[Dataset excerpts]
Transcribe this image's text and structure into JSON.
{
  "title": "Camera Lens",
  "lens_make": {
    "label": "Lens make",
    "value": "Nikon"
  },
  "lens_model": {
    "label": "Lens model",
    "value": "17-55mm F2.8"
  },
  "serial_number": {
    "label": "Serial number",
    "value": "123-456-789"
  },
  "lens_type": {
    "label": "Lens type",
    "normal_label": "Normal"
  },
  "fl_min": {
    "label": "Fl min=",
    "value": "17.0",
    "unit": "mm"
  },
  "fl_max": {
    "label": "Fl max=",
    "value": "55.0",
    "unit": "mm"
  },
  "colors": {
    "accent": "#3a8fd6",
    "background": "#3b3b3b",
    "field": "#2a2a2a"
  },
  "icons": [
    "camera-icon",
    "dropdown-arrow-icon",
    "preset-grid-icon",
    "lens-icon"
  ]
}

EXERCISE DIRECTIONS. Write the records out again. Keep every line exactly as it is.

OUTPUT FOR THIS EXERCISE.
Transcribe this image's text and structure into JSON.
{
  "title": "Camera Lens",
  "lens_make": {
    "label": "Lens make",
    "value": "Nikon"
  },
  "lens_model": {
    "label": "Lens model",
    "value": "17-55mm F2.8"
  },
  "serial_number": {
    "label": "Serial number",
    "value": "123-456-789"
  },
  "lens_type": {
    "label": "Lens type",
    "normal_label": "Normal"
  },
  "fl_min": {
    "label": "Fl min=",
    "value": "17.0",
    "unit": "mm"
  },
  "fl_max": {
    "label": "Fl max=",
    "value": "55.0",
    "unit": "mm"
  },
  "colors": {
    "accent": "#3a8fd6",
    "background": "#3b3b3b",
    "field": "#2a2a2a"
  },
  "icons": [
    "camera-icon",
    "dropdown-arrow-icon",
    "preset-grid-icon",
    "lens-icon"
  ]
}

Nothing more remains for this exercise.